Review the material and extract every line in which the word "moulder" occurs.

(DATA TO EXAMINE Opens)

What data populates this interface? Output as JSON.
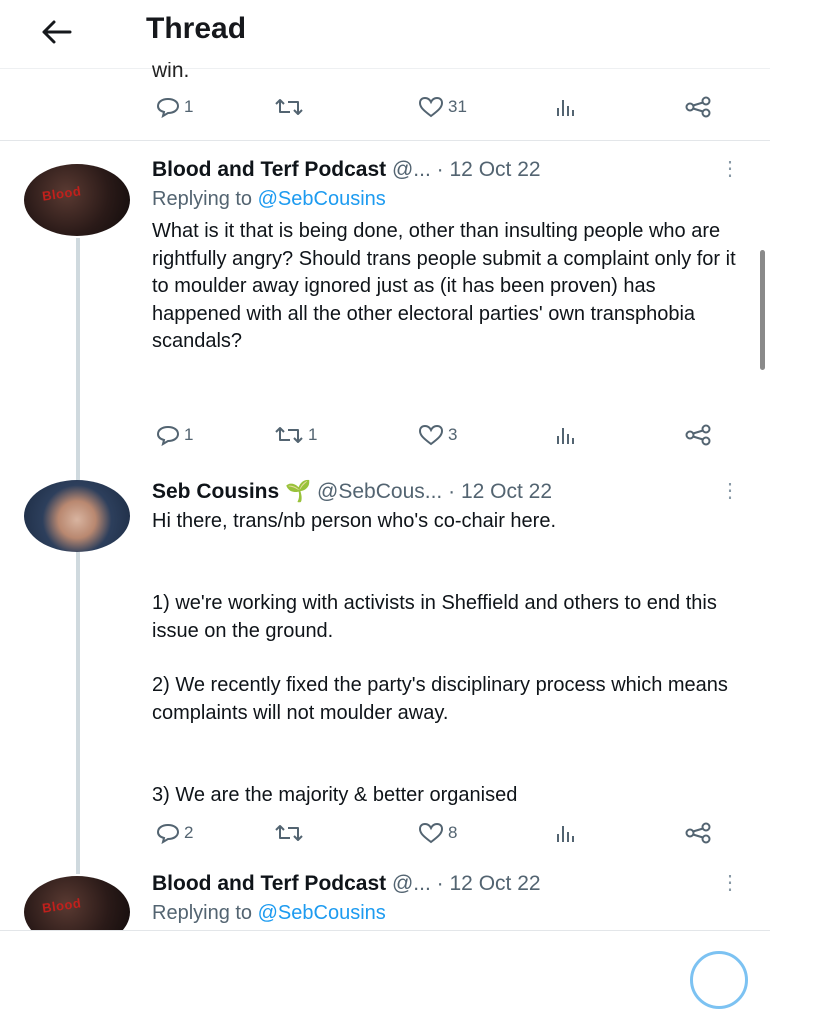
{
  "header": {
    "title": "Thread"
  },
  "top_partial": {
    "cut_text": "win.",
    "stats": {
      "replies": "1",
      "retweets": "",
      "likes": "31"
    }
  },
  "tweets": [
    {
      "name": "Blood and Terf Podcast",
      "handle": "@...",
      "sep": "·",
      "date": "12 Oct 22",
      "replying_prefix": "Replying to",
      "replying_to": "@SebCousins",
      "text": "What is it that is being done, other than insulting people who are rightfully angry? Should trans people submit a complaint only for it to moulder away ignored just as (it has been proven) has happened with all the other electoral parties' own transphobia scandals?",
      "stats": {
        "replies": "1",
        "retweets": "1",
        "likes": "3"
      },
      "avatar_text": "Blood"
    },
    {
      "name": "Seb Cousins",
      "badge": "🌱",
      "handle": "@SebCous...",
      "sep": "·",
      "date": "12 Oct 22",
      "text_lines": [
        "Hi there, trans/nb person who's co-chair here.",
        "1) we're working with activists in Sheffield and others to end this issue on the ground.",
        "2) We recently fixed the party's disciplinary process which means complaints will not moulder away.",
        "3) We are the majority & better organised"
      ],
      "stats": {
        "replies": "2",
        "retweets": "",
        "likes": "8"
      }
    },
    {
      "name": "Blood and Terf Podcast",
      "handle": "@...",
      "sep": "·",
      "date": "12 Oct 22",
      "replying_prefix": "Replying to",
      "replying_to": "@SebCousins",
      "avatar_text": "Blood"
    }
  ],
  "icons": {
    "back": "arrow-left-icon",
    "reply": "reply-icon",
    "retweet": "retweet-icon",
    "like": "heart-icon",
    "views": "views-icon",
    "share": "share-icon",
    "more": "more-icon"
  },
  "colors": {
    "link": "#1d9bf0",
    "muted": "#536471",
    "thread_line": "#cfd9de",
    "sprout": "#2aa84a"
  }
}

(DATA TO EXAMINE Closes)

*TASK OUTPUT:*
      "text": "What is it that is being done, other than insulting people who are rightfully angry? Should trans people submit a complaint only for it to moulder away ignored just as (it has been proven) has happened with all the other electoral parties' own transphobia scandals?",
        "2) We recently fixed the party's disciplinary process which means complaints will not moulder away.",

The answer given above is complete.